→ Stored records:
= Beginning of Section =

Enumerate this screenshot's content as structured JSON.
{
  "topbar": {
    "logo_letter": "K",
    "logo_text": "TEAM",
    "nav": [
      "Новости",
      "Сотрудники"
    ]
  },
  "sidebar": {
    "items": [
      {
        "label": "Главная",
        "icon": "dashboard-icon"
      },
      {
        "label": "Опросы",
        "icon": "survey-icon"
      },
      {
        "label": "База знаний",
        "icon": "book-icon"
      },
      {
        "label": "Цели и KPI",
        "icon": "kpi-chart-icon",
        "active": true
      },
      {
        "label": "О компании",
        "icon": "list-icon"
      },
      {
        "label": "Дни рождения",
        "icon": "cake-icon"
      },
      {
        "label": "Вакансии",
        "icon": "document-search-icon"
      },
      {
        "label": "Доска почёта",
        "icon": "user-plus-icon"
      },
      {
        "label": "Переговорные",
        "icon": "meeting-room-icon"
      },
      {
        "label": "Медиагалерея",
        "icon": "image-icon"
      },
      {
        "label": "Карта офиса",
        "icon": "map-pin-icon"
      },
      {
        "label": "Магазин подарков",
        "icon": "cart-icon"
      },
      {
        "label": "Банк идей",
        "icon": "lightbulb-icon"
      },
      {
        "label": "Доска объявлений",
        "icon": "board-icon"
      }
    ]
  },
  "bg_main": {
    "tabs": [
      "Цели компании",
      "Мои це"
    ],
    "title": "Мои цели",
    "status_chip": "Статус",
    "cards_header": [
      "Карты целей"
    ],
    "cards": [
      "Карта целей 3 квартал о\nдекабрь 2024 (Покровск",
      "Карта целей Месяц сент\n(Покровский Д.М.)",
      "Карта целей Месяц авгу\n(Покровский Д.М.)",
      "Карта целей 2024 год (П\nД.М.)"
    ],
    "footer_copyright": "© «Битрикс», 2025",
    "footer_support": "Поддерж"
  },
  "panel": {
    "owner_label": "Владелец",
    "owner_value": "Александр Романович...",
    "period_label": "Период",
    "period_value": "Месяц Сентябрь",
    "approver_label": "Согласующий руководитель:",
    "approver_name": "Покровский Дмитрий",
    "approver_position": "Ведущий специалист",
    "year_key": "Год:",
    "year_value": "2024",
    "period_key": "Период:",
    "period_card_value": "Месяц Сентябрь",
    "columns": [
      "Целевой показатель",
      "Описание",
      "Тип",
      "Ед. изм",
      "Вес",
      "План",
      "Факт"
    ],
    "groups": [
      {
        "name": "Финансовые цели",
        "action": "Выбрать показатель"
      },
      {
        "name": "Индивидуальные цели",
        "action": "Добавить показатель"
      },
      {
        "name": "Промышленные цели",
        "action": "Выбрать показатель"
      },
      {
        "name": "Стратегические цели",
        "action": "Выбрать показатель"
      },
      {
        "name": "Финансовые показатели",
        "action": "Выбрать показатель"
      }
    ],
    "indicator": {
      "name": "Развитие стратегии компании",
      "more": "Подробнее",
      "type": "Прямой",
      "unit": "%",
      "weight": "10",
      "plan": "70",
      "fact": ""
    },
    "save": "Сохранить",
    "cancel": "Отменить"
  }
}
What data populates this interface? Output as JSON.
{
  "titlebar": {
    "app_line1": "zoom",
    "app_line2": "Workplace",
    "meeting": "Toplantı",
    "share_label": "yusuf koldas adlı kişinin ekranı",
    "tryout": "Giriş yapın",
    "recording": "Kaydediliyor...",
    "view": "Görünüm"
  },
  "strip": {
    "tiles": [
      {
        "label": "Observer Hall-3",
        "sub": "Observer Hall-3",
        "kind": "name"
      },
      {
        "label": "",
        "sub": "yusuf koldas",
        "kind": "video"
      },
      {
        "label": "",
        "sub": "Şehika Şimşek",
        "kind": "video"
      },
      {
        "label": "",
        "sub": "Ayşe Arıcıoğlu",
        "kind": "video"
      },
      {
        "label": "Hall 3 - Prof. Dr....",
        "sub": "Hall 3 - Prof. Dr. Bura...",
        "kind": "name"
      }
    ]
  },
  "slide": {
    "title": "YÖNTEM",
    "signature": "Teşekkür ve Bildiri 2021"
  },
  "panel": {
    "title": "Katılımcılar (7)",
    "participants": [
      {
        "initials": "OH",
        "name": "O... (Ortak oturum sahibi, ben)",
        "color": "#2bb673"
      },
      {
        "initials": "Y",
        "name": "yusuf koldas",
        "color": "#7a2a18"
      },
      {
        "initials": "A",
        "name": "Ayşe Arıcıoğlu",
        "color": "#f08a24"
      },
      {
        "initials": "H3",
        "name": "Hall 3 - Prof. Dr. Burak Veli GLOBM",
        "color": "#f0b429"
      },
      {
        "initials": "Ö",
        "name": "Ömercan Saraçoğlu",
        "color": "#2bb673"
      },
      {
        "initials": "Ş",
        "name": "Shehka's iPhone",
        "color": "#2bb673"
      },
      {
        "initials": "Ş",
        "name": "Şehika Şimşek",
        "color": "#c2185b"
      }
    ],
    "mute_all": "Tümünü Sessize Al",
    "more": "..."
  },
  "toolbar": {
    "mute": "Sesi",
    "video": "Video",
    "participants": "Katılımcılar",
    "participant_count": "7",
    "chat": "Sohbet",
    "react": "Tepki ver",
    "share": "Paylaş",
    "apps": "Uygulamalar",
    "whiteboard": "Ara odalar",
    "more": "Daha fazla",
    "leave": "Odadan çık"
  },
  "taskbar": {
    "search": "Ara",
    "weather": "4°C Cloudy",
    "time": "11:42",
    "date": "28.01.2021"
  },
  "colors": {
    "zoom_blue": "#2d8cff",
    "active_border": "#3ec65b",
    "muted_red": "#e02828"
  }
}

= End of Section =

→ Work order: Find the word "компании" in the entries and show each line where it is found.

→ Reply to the exercise:
        "label": "О компании",
      "Цели компании",
      "name": "Развитие стратегии компании",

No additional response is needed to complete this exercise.